Charlotte Mason, A Philosophy of Education with a quote from The Prelude by William Wordsworth
We have always followed, more or less, a traditional school year. We take a break from our typical academics from Thanksgiving until New Year, though we do Advent studies. We then plough through two terms from January until the beginning of June with only Holy Week off. It's a long, hard stretch.
Now that I no longer work at the hospital, I now teach 3 more classes that I didn't before, for a total of 5, and 3 of them are online. My time is consumed correcting assessments and assignments, and blogging has taken it on the chin. At least I don't have to try to get to work in the midst of a bizzard; and I am no longer scheduled for nights, weekends, holidays, or summers!
The dilemma is that I am trying to cram in homeschooling during the same time that my demands are greatest teaching. I've thought about year-round homeschooling for awhile but I didn't really know how to approach it. If I didn't school in the winter would the boys be just running aroung the house bored anyway making it impossible for me to work? Then it just so happened (that you, Lord) that a very brief discussion occurred on one of the Yahoo groups about this very subject. Some people, I guess, school for 3 weeks and take one off while others school for 6 weeks and take 2 off. I've decided to try the latter. Those two weeks will be enough for me to get caught up and a little ahead in my teaching, as well as to plan the next section of homeschool, and maybe even to blog a little! It give my boys just enough time to relax before getting bored.
My biggest concern is if we will have the will and the discipline to sit down to school during those glorious summer days. While math will run year round, our Religion and Language Arts are not a full 36 weeks, we can stop Rosetta Stone Italian in the summer, and we won't have co-op so Friday is always free. I am dreaming of a relaxed and joyful time of learning. I'll let you know what happens when reality sets in...
"Unless a man’s will has a purpose and it is a good one, education will do nothing for him except to fortify his own egotism."
Archbishop Fulton Sheen
"Everybody is a genius. But if you judge a fish by its ability to climb a tree, it will live its whole life believing that it is stupid."
"Faith and reason are like two wings on which the human spirit rises to the contemplation of truth; and God has placed in the human heart a desire to know the truth—in a word, to know himself—so that, by knowing and loving God, men and women may also come to the fullness of truth about themselves."
Pope John Paul II Fides et Ratio
"The purpose of Compulsory Education is to deprive the common people of their commonsense."
G. K. Chesterton
"The present collapse of this country began when education was regarded as a substitute for culture, or rather when instruction was regarded as a substitute for education, or rather when getting facts by teaching was regarded as a substitute for getting truth by tradition."
G. K. Chesterton
"Though the academic authorities are actually proud of conducting everything by means of Examinations, they seldom indulge in what religious people used to describe as Self-Examination.
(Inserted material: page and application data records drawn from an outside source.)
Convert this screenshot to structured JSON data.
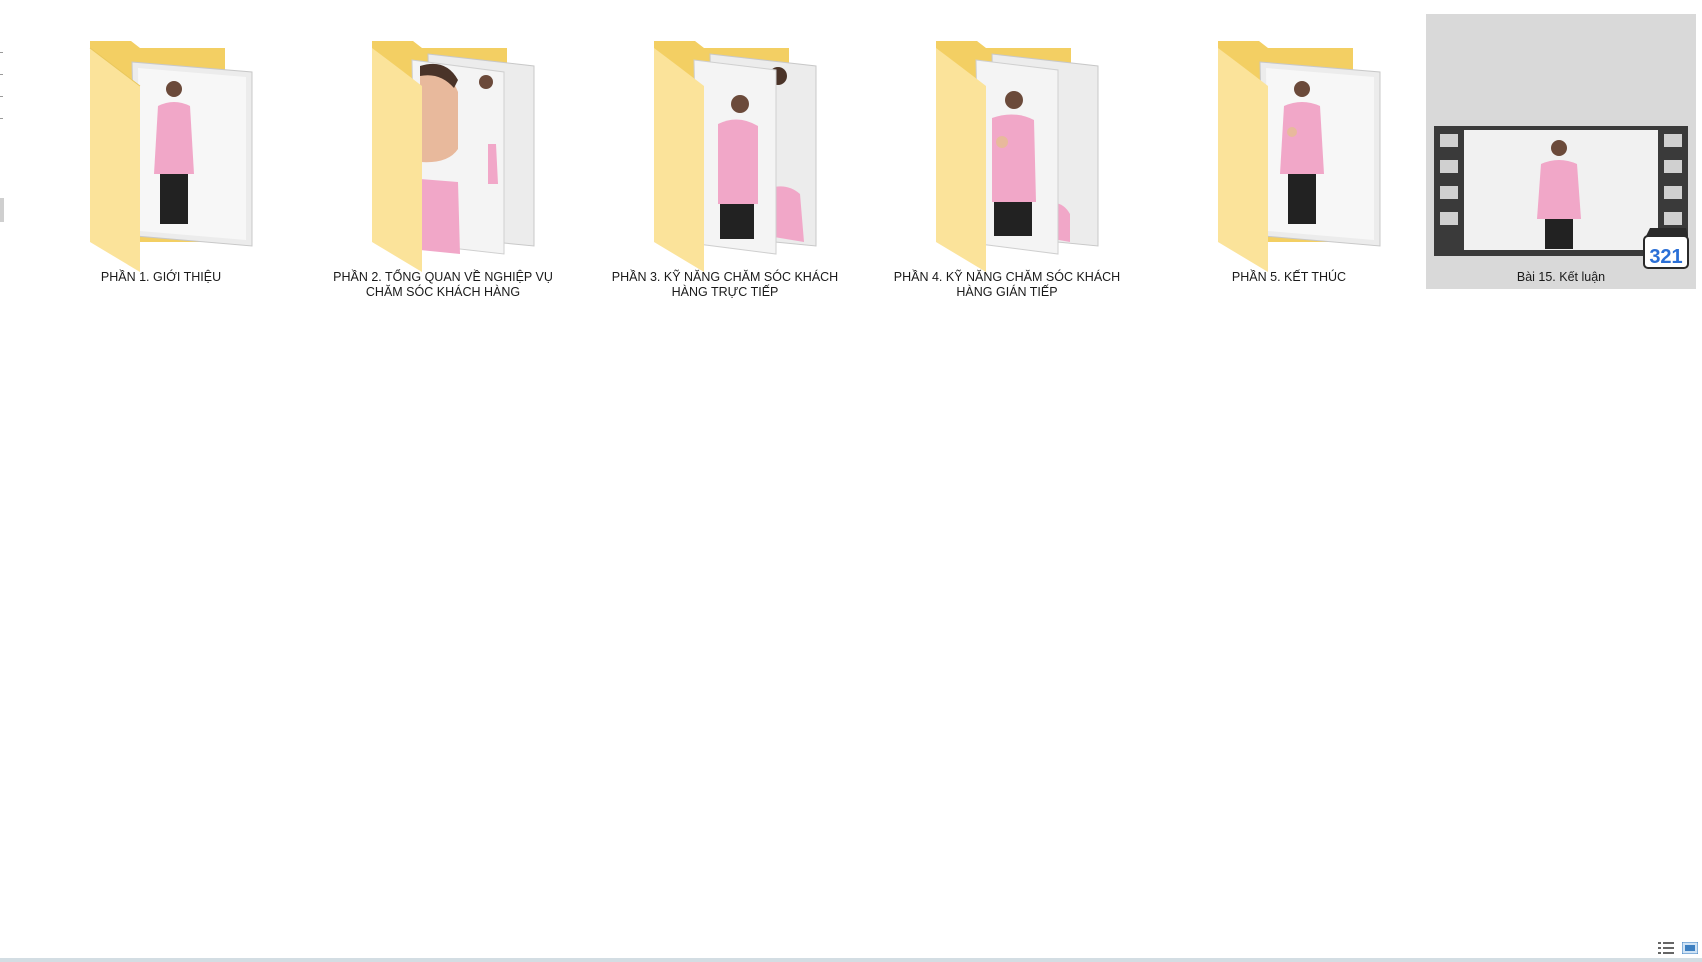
{
  "window": {
    "view_mode": "large-icons"
  },
  "items": [
    {
      "type": "folder",
      "icon": "folder-icon",
      "label": "PHẦN 1. GIỚI THIỆU",
      "selected": false
    },
    {
      "type": "folder",
      "icon": "folder-icon",
      "label": "PHẦN 2. TỔNG QUAN VỀ NGHIỆP VỤ CHĂM SÓC KHÁCH HÀNG",
      "selected": false
    },
    {
      "type": "folder",
      "icon": "folder-icon",
      "label": "PHẦN 3. KỸ NĂNG CHĂM SÓC KHÁCH HÀNG TRỰC TIẾP",
      "selected": false
    },
    {
      "type": "folder",
      "icon": "folder-icon",
      "label": "PHẦN 4. KỸ NĂNG CHĂM SÓC KHÁCH HÀNG GIÁN TIẾP",
      "selected": false
    },
    {
      "type": "folder",
      "icon": "folder-icon",
      "label": "PHẦN 5. KẾT THÚC",
      "selected": false
    },
    {
      "type": "video",
      "icon": "video-file-icon",
      "badge_icon": "media-player-classic-icon",
      "badge_text": "321",
      "label": "Bài 15. Kết luận",
      "selected": true
    }
  ],
  "colors": {
    "folder_back": "#f3cf63",
    "folder_front": "#fbe39a",
    "selection": "#d9d9d9",
    "shirt": "#f1a7c8",
    "film": "#3a3a3a"
  },
  "status_bar": {
    "view_buttons": [
      "details-view-icon",
      "large-icons-view-icon"
    ]
  }
}
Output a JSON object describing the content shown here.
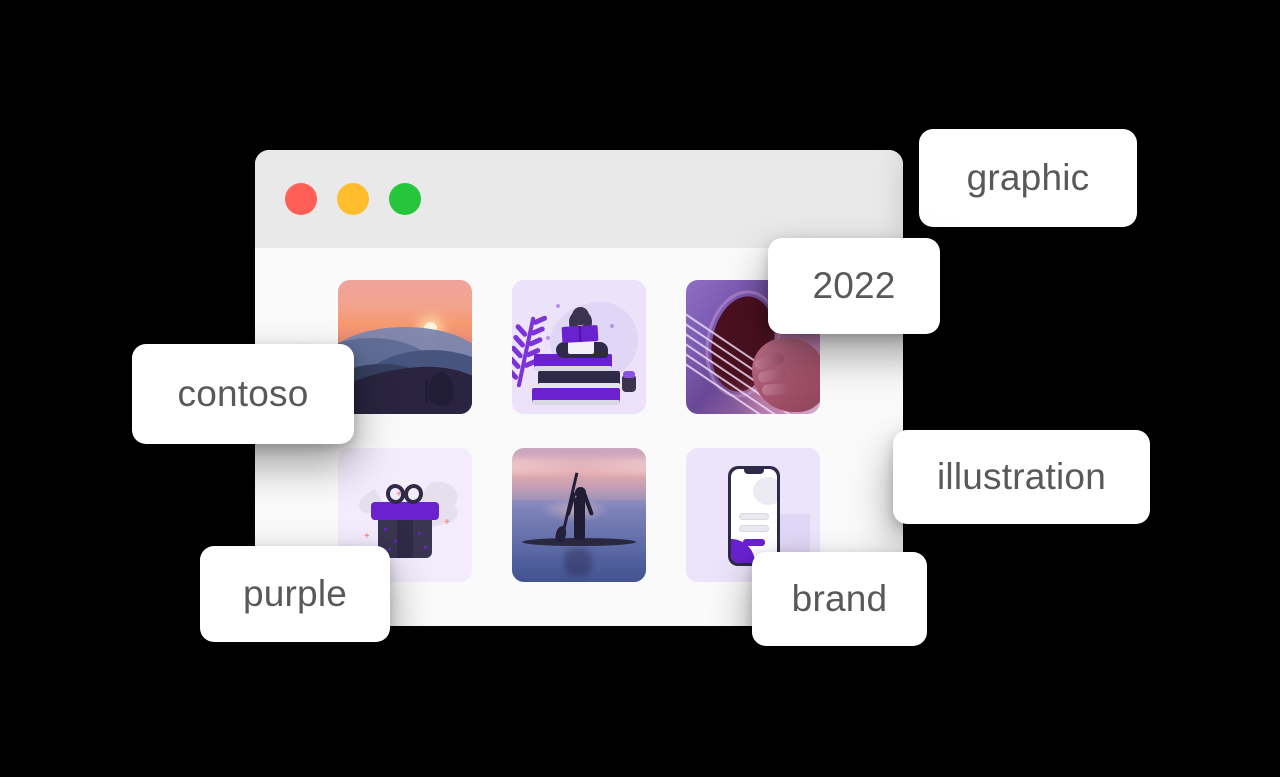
{
  "window": {
    "title_bar": {
      "controls": [
        {
          "name": "close",
          "color": "#ff5f56",
          "label": ""
        },
        {
          "name": "minimize",
          "color": "#ffbd2e",
          "label": ""
        },
        {
          "name": "maximize",
          "color": "#25c63b",
          "label": ""
        }
      ]
    },
    "gallery": {
      "items": [
        {
          "id": "item-1",
          "alt": "Mountain sunset landscape photo",
          "kind": "photo"
        },
        {
          "id": "item-2",
          "alt": "Illustration of a person reading on a stack of books",
          "kind": "illustration"
        },
        {
          "id": "item-3",
          "alt": "Close-up photo of hands playing an acoustic guitar",
          "kind": "photo"
        },
        {
          "id": "item-4",
          "alt": "Illustration of a purple gift box with a bow",
          "kind": "illustration"
        },
        {
          "id": "item-5",
          "alt": "Silhouette of a paddleboarder at sunset",
          "kind": "photo"
        },
        {
          "id": "item-6",
          "alt": "Illustration of a smartphone app mockup",
          "kind": "illustration"
        }
      ]
    }
  },
  "tags": [
    {
      "id": "tag-contoso",
      "label": "contoso"
    },
    {
      "id": "tag-purple",
      "label": "purple"
    },
    {
      "id": "tag-graphic",
      "label": "graphic"
    },
    {
      "id": "tag-2022",
      "label": "2022"
    },
    {
      "id": "tag-illustration",
      "label": "illustration"
    },
    {
      "id": "tag-brand",
      "label": "brand"
    }
  ],
  "colors": {
    "background": "#000000",
    "window_body": "#fafafb",
    "title_bar": "#e9e9e9",
    "tag_background": "#ffffff",
    "tag_text": "#595959",
    "accent_purple": "#6a21cf",
    "tile_lavender": "#ece4fa"
  }
}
The consequence is that the modern State has educated its citizens in a series of ephemeral fads."
G. K. Chesterton
All this propaganda for literacy of one sort or another comes from people who believe that everyone should share their particular views of what the most important knowledge is and what conclusions should be drawn from it; in other words, they want others to be indoctrinated."
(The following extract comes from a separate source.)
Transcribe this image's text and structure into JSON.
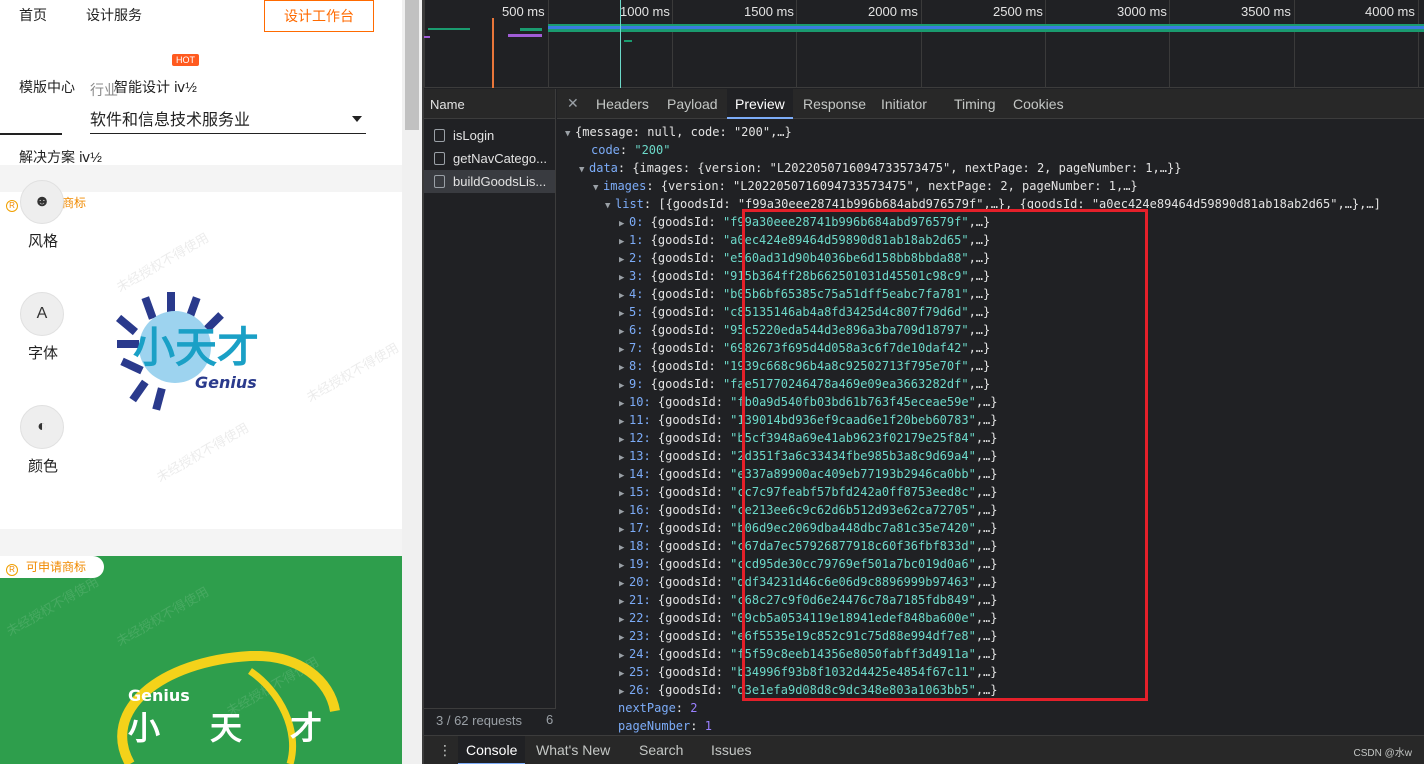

Henry H. Bauer Scientific Literacy and the Myth of the Scientific Method
"Upon the knowledge of these great matters--history, literature, nature, science, art--the mind feeds and grows...and the person becomes what is called magnanimous--that is a person of great mind, wide interests, incapable of occupying himself much about petty, personal matters."
Edith Stein, a.k.a. St. Teresa Benedicta of the Cross
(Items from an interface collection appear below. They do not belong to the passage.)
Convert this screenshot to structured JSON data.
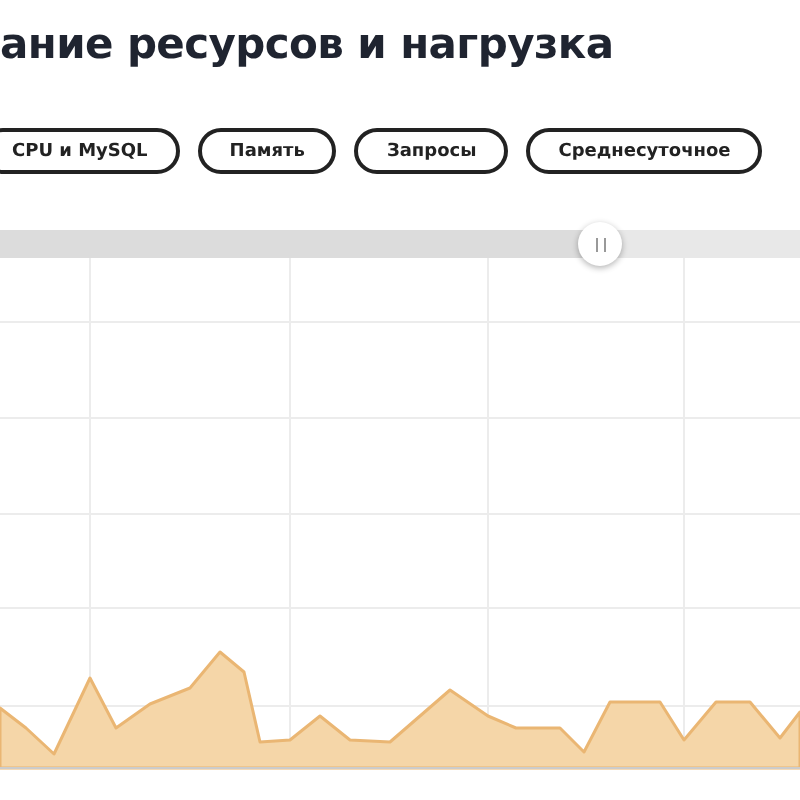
{
  "title": "ание ресурсов и нагрузка",
  "filters": [
    {
      "label": "CPU и MySQL"
    },
    {
      "label": "Память"
    },
    {
      "label": "Запросы"
    },
    {
      "label": "Среднесуточное"
    }
  ],
  "range_slider": {
    "level": 0.75
  }
}
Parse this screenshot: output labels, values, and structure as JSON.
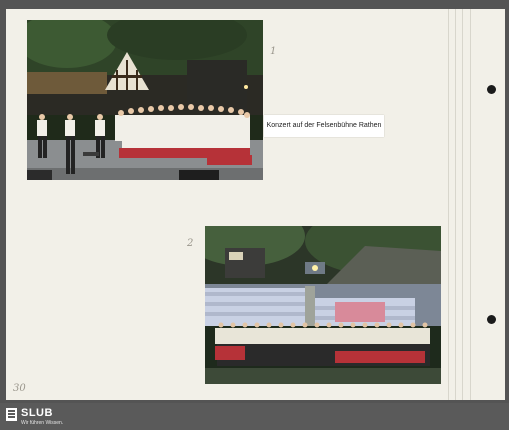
{
  "page": {
    "number_label": "30",
    "background": "#f2f0e8"
  },
  "photos": [
    {
      "label": "1",
      "subject": "choir-stage-photo"
    },
    {
      "label": "2",
      "subject": "open-air-theater-audience-photo"
    }
  ],
  "caption": {
    "text": "Konzert auf der Felsenbühne Rathen"
  },
  "footer": {
    "logo_name": "SLUB",
    "logo_tagline": "Wir führen Wissen.",
    "background": "#5a5a5a"
  }
}
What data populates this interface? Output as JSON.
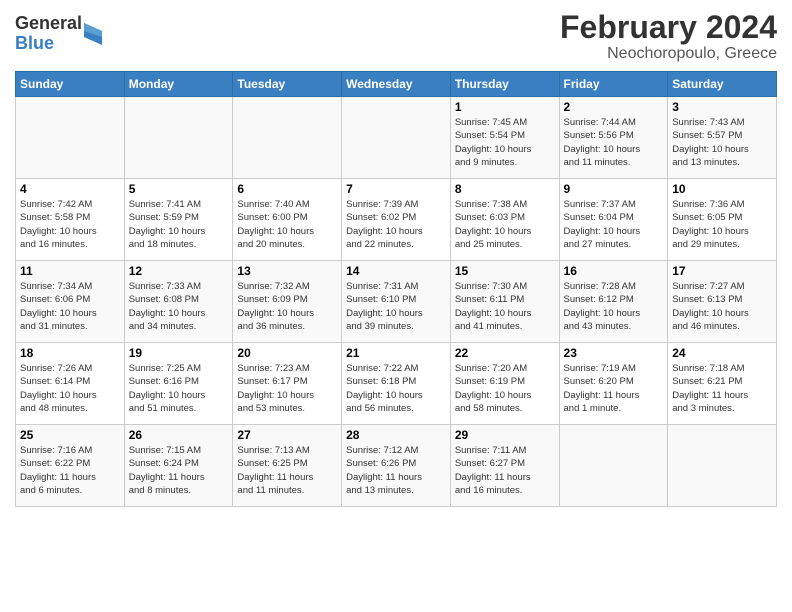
{
  "header": {
    "logo_general": "General",
    "logo_blue": "Blue",
    "title": "February 2024",
    "subtitle": "Neochoropoulo, Greece"
  },
  "days_of_week": [
    "Sunday",
    "Monday",
    "Tuesday",
    "Wednesday",
    "Thursday",
    "Friday",
    "Saturday"
  ],
  "weeks": [
    [
      {
        "day": "",
        "info": ""
      },
      {
        "day": "",
        "info": ""
      },
      {
        "day": "",
        "info": ""
      },
      {
        "day": "",
        "info": ""
      },
      {
        "day": "1",
        "info": "Sunrise: 7:45 AM\nSunset: 5:54 PM\nDaylight: 10 hours\nand 9 minutes."
      },
      {
        "day": "2",
        "info": "Sunrise: 7:44 AM\nSunset: 5:56 PM\nDaylight: 10 hours\nand 11 minutes."
      },
      {
        "day": "3",
        "info": "Sunrise: 7:43 AM\nSunset: 5:57 PM\nDaylight: 10 hours\nand 13 minutes."
      }
    ],
    [
      {
        "day": "4",
        "info": "Sunrise: 7:42 AM\nSunset: 5:58 PM\nDaylight: 10 hours\nand 16 minutes."
      },
      {
        "day": "5",
        "info": "Sunrise: 7:41 AM\nSunset: 5:59 PM\nDaylight: 10 hours\nand 18 minutes."
      },
      {
        "day": "6",
        "info": "Sunrise: 7:40 AM\nSunset: 6:00 PM\nDaylight: 10 hours\nand 20 minutes."
      },
      {
        "day": "7",
        "info": "Sunrise: 7:39 AM\nSunset: 6:02 PM\nDaylight: 10 hours\nand 22 minutes."
      },
      {
        "day": "8",
        "info": "Sunrise: 7:38 AM\nSunset: 6:03 PM\nDaylight: 10 hours\nand 25 minutes."
      },
      {
        "day": "9",
        "info": "Sunrise: 7:37 AM\nSunset: 6:04 PM\nDaylight: 10 hours\nand 27 minutes."
      },
      {
        "day": "10",
        "info": "Sunrise: 7:36 AM\nSunset: 6:05 PM\nDaylight: 10 hours\nand 29 minutes."
      }
    ],
    [
      {
        "day": "11",
        "info": "Sunrise: 7:34 AM\nSunset: 6:06 PM\nDaylight: 10 hours\nand 31 minutes."
      },
      {
        "day": "12",
        "info": "Sunrise: 7:33 AM\nSunset: 6:08 PM\nDaylight: 10 hours\nand 34 minutes."
      },
      {
        "day": "13",
        "info": "Sunrise: 7:32 AM\nSunset: 6:09 PM\nDaylight: 10 hours\nand 36 minutes."
      },
      {
        "day": "14",
        "info": "Sunrise: 7:31 AM\nSunset: 6:10 PM\nDaylight: 10 hours\nand 39 minutes."
      },
      {
        "day": "15",
        "info": "Sunrise: 7:30 AM\nSunset: 6:11 PM\nDaylight: 10 hours\nand 41 minutes."
      },
      {
        "day": "16",
        "info": "Sunrise: 7:28 AM\nSunset: 6:12 PM\nDaylight: 10 hours\nand 43 minutes."
      },
      {
        "day": "17",
        "info": "Sunrise: 7:27 AM\nSunset: 6:13 PM\nDaylight: 10 hours\nand 46 minutes."
      }
    ],
    [
      {
        "day": "18",
        "info": "Sunrise: 7:26 AM\nSunset: 6:14 PM\nDaylight: 10 hours\nand 48 minutes."
      },
      {
        "day": "19",
        "info": "Sunrise: 7:25 AM\nSunset: 6:16 PM\nDaylight: 10 hours\nand 51 minutes."
      },
      {
        "day": "20",
        "info": "Sunrise: 7:23 AM\nSunset: 6:17 PM\nDaylight: 10 hours\nand 53 minutes."
      },
      {
        "day": "21",
        "info": "Sunrise: 7:22 AM\nSunset: 6:18 PM\nDaylight: 10 hours\nand 56 minutes."
      },
      {
        "day": "22",
        "info": "Sunrise: 7:20 AM\nSunset: 6:19 PM\nDaylight: 10 hours\nand 58 minutes."
      },
      {
        "day": "23",
        "info": "Sunrise: 7:19 AM\nSunset: 6:20 PM\nDaylight: 11 hours\nand 1 minute."
      },
      {
        "day": "24",
        "info": "Sunrise: 7:18 AM\nSunset: 6:21 PM\nDaylight: 11 hours\nand 3 minutes."
      }
    ],
    [
      {
        "day": "25",
        "info": "Sunrise: 7:16 AM\nSunset: 6:22 PM\nDaylight: 11 hours\nand 6 minutes."
      },
      {
        "day": "26",
        "info": "Sunrise: 7:15 AM\nSunset: 6:24 PM\nDaylight: 11 hours\nand 8 minutes."
      },
      {
        "day": "27",
        "info": "Sunrise: 7:13 AM\nSunset: 6:25 PM\nDaylight: 11 hours\nand 11 minutes."
      },
      {
        "day": "28",
        "info": "Sunrise: 7:12 AM\nSunset: 6:26 PM\nDaylight: 11 hours\nand 13 minutes."
      },
      {
        "day": "29",
        "info": "Sunrise: 7:11 AM\nSunset: 6:27 PM\nDaylight: 11 hours\nand 16 minutes."
      },
      {
        "day": "",
        "info": ""
      },
      {
        "day": "",
        "info": ""
      }
    ]
  ]
}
"It was the monks’ dedication to learning as the path on which to encounter the Incarnate Word of God that was to lay the foundation of our Western culture and civilization."